Cornwall is stunning, we know this already and people may focus on surfing, the beach and caravan holidays but it is also perfect for trail running. For this blog I’m going to focus on my locality; Redruth, Cornwall as well as its surrounding areas. Now most people will have either not heard of it or will see it as a traditional mining area that struggles with poverty these days. Lesser known about the area, unless you’re a keen runner or walker, is all of the off road trails. It’s bleddy riddled with them!
In 2020 I went from being on occasional jogger to replacing the gym with running. This was then furthered by the first lockdown we experienced in the UK, there was nothing left to do but have a run. At that time I literally lived on a trail called the Great Flat Flode – a 12km route that encircles the Carn Brea area and overlooks Camborne and Redruth.

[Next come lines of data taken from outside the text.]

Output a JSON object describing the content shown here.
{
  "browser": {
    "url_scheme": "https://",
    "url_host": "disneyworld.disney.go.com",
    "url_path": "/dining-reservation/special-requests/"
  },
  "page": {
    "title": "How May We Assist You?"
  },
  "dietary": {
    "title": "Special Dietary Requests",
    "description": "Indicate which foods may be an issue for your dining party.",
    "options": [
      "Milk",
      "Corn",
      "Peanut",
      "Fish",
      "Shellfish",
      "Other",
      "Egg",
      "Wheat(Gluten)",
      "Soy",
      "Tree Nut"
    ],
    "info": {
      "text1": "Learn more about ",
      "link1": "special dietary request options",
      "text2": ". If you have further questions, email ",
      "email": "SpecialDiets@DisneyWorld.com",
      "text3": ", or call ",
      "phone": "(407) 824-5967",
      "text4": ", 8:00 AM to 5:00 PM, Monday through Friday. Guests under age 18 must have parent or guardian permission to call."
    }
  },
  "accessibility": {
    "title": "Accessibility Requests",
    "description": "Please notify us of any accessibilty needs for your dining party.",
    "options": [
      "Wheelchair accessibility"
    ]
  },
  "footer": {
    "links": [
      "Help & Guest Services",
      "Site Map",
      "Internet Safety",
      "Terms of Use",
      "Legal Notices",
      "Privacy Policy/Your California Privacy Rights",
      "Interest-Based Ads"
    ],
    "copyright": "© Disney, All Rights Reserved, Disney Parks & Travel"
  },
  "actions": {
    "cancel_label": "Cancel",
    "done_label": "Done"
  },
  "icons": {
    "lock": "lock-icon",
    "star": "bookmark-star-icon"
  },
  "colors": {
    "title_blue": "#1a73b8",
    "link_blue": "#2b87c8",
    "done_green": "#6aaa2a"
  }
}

There are so many offshoots from this trail that lead to other trails. The Great Flat Lode is probably the busiest of all the local trails and is joined up by old mining chimneys and buildings that were used in the mining process.
If you fancy getting off road and tackling some big hill work then this is the one! You can take it quite directly and hit the elevation hard or you can take more gradual climbs. The rewards at the top are worth it with panoramic views of the coast stretching from St Ives to Perranporth on the north coast and Falmouth to Helston on the south.

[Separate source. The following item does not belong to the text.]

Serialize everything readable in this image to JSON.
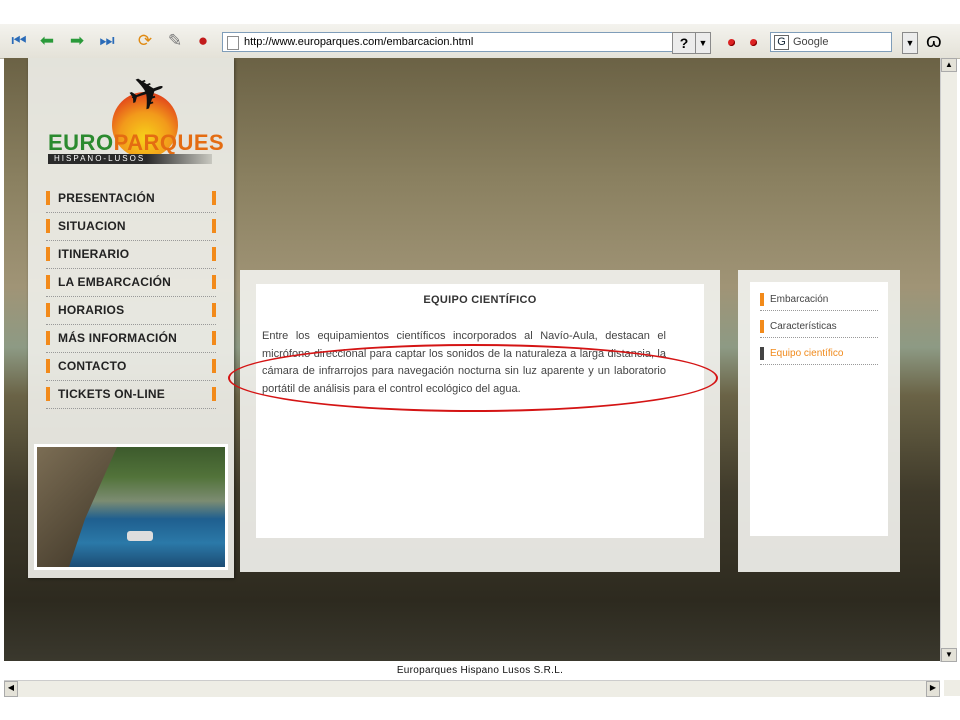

Coast 2 Coast (Portreath to Devoran via Bissoe)
Devoran Quay sits between Truro and Falmouth where Restronguet Creek meets Carnon river and acts as a start or finish point for a coast to coast run, almost all exclusively trail linking the south coast of Cornwall to the north at Portreath Beach. Multi-terrain, you’ve got coastline, woods, open pathways. You don’t have to go as far as coast to coast as there are many laybys and areas where you can dip in and out along the way along the 11 mile route.
There’s a number of chances to refuel with The Old Quay in Devoran, St Piran Café at Bissoe, Bon Apetit at Twelveheads and Fuel in Portreath all offering up something you might like with Fuel and St Piran being athletic-focused.
Another Carn with panoramic views with this trail’s USP being the flooded quarry at the top where people fish and take a dip. Weirdos. The Carn sits between Lanner and Chacewater and on a clear day you can see 45km to Rough Tor and Brown Willy in Bodmin as well as Pendennis Castle in Falmouth, Poldhu in Helston and all along the north coast too. Once you enter the trail in Lanner or the Chacewater entry point you’re exclusively on trail and can circle the Carn or run directly through it.
Lanner Old Tramline
On the opposite side of the road in Lanner to where you’d enter the Carn Marth trail is an entrance into a partly wooded trail linking Lanner with Stithians alongside an old tramline. There are tons of different options along the way here where you can just go along the trail parallel to Lanner, head off to Stithians Reservoir or come back on yourself on the road a little and head to the Great Flat Lode.
All of this is so close to the Camborne area and is barely even the tip of the iceberg when it comes to trail running in Cornwall. Get those trail runners on and use Cornwall for something that it isn’t clichéd for!